#### [Your task]
Search the data for the string "true" and extract every line where it appears.

#### [Records for this task]
● ● ● ● ●

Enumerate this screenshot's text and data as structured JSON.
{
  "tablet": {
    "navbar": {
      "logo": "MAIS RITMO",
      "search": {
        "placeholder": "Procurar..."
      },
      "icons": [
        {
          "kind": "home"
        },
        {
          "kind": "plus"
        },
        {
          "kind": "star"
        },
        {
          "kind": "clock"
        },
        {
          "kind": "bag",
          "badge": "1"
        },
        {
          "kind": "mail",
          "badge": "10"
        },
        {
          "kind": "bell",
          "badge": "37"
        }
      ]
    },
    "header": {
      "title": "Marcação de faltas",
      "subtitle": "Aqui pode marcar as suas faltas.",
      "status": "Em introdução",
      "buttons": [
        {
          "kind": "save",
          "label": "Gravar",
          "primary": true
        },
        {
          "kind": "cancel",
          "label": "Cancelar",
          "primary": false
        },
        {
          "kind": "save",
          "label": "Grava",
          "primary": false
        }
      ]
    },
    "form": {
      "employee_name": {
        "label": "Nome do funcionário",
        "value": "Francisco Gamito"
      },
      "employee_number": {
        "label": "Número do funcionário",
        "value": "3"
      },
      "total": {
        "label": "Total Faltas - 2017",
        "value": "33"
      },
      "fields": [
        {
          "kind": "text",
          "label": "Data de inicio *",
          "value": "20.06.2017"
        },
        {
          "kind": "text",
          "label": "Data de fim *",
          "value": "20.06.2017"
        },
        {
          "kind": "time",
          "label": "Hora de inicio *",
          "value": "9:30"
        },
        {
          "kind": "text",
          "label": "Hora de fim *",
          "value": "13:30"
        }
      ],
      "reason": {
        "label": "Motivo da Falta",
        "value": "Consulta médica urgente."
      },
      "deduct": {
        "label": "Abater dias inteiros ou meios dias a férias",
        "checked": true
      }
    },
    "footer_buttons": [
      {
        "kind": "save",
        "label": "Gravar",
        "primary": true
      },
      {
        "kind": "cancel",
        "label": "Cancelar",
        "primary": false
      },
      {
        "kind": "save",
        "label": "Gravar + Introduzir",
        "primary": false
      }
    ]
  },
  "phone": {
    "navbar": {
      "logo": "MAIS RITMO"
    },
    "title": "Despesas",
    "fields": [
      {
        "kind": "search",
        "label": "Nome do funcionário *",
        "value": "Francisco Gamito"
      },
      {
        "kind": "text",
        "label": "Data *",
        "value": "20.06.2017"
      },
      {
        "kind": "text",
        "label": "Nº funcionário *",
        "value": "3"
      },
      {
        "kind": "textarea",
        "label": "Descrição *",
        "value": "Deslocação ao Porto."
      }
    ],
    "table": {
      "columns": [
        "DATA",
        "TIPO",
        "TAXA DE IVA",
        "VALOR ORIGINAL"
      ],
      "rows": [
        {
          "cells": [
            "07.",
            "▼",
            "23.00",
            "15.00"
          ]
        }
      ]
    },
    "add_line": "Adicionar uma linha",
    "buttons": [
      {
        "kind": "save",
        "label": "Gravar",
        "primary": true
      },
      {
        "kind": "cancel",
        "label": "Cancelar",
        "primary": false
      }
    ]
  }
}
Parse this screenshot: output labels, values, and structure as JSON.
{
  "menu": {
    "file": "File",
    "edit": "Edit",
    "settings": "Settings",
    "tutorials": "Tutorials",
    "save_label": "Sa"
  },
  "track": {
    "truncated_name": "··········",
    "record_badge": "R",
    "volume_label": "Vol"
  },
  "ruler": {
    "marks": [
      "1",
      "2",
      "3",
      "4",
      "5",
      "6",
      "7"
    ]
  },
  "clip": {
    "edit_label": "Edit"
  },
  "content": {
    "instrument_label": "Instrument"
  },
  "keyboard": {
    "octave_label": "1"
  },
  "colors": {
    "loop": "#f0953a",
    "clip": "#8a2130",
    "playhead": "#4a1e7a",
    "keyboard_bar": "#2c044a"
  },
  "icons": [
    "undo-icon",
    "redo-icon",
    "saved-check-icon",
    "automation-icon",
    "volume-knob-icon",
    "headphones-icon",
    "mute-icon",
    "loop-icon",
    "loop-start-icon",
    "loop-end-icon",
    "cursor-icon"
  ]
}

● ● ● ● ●

#### [Completed task]
          "primary": true
        "checked": true
        "primary": true
        "primary": true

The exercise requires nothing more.